Goal of the exercise — Leaving out every line that comes before the one containing "Convert this screenshot", output the rest of the records exactly, the final line included.

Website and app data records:
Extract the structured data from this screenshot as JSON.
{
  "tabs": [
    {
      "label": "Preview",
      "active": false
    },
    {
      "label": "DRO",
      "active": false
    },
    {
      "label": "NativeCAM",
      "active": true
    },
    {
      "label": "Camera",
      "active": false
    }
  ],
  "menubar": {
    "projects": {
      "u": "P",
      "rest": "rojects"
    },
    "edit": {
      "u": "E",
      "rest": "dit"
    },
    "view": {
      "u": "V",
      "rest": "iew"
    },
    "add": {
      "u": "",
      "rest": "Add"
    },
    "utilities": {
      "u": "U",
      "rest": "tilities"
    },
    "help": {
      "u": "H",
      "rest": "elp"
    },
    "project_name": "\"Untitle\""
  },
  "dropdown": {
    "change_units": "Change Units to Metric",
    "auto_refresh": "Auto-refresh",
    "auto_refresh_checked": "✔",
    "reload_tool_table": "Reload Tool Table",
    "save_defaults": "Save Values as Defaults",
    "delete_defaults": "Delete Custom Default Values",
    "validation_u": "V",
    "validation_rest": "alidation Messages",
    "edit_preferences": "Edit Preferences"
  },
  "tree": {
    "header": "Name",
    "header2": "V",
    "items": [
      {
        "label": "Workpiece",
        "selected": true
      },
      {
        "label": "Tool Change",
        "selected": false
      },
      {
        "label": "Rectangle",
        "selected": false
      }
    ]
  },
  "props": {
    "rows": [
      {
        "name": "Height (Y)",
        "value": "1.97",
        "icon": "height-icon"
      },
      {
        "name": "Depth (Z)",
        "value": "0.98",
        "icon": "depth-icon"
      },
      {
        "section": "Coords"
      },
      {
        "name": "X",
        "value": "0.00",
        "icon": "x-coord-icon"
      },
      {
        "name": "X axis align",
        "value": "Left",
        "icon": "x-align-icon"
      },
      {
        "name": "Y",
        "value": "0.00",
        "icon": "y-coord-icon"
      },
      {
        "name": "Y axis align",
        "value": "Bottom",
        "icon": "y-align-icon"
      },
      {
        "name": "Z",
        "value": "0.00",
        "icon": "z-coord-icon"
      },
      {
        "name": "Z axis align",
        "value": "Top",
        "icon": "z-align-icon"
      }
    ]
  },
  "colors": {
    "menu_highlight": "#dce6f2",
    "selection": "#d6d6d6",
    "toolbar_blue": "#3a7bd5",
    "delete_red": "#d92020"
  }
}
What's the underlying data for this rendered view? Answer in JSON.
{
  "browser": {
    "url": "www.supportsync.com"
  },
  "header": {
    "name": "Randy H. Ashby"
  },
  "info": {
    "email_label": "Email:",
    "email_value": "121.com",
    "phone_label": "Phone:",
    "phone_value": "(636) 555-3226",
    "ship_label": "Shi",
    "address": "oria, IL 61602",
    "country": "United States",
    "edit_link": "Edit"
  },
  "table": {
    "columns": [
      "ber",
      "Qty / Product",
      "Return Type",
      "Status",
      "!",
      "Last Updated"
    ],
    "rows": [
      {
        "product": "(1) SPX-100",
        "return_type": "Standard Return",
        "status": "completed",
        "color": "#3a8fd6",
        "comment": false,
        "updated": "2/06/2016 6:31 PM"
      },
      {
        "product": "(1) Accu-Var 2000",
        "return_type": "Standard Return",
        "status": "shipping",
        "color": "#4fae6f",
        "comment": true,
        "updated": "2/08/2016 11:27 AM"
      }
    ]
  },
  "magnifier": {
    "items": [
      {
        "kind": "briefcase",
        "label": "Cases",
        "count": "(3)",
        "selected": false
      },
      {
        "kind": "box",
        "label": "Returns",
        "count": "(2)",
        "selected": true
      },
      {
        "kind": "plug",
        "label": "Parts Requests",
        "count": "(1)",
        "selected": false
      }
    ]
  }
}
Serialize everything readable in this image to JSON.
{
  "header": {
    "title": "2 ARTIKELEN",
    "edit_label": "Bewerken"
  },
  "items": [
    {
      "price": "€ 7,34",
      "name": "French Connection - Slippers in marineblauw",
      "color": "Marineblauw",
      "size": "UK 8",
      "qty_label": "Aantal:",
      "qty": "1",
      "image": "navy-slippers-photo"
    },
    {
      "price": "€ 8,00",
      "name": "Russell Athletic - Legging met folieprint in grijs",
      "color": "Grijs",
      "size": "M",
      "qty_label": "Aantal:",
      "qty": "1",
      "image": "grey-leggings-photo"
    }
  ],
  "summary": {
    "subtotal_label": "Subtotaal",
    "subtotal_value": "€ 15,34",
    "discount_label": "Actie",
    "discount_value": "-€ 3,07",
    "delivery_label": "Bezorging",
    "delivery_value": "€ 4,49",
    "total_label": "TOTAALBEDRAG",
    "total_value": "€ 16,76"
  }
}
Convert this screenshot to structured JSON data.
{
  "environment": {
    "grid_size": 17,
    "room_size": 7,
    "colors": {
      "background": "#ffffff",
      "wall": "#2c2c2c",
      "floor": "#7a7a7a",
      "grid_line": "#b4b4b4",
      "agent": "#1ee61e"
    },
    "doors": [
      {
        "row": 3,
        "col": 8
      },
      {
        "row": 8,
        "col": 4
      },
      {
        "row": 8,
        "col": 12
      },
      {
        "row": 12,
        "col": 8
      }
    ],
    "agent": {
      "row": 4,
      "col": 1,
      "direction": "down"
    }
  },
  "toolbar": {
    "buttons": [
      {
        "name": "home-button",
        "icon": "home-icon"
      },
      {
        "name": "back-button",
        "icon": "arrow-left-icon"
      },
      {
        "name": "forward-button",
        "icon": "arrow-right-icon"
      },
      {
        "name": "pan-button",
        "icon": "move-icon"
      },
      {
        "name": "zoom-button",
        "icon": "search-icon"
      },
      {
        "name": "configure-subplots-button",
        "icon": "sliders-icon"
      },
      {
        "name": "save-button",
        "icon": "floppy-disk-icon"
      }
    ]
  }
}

The answer —
Convert this screenshot to structured JSON data.
{
  "environment": {
    "grid_size": 17,
    "room_size": 7,
    "colors": {
      "background": "#ffffff",
      "wall": "#2c2c2c",
      "floor": "#7a7a7a",
      "grid_line": "#b4b4b4",
      "agent": "#1ee61e"
    },
    "doors": [
      {
        "row": 3,
        "col": 8
      },
      {
        "row": 8,
        "col": 4
      },
      {
        "row": 8,
        "col": 12
      },
      {
        "row": 12,
        "col": 8
      }
    ],
    "agent": {
      "row": 4,
      "col": 1,
      "direction": "down"
    }
  },
  "toolbar": {
    "buttons": [
      {
        "name": "home-button",
        "icon": "home-icon"
      },
      {
        "name": "back-button",
        "icon": "arrow-left-icon"
      },
      {
        "name": "forward-button",
        "icon": "arrow-right-icon"
      },
      {
        "name": "pan-button",
        "icon": "move-icon"
      },
      {
        "name": "zoom-button",
        "icon": "search-icon"
      },
      {
        "name": "configure-subplots-button",
        "icon": "sliders-icon"
      },
      {
        "name": "save-button",
        "icon": "floppy-disk-icon"
      }
    ]
  }
}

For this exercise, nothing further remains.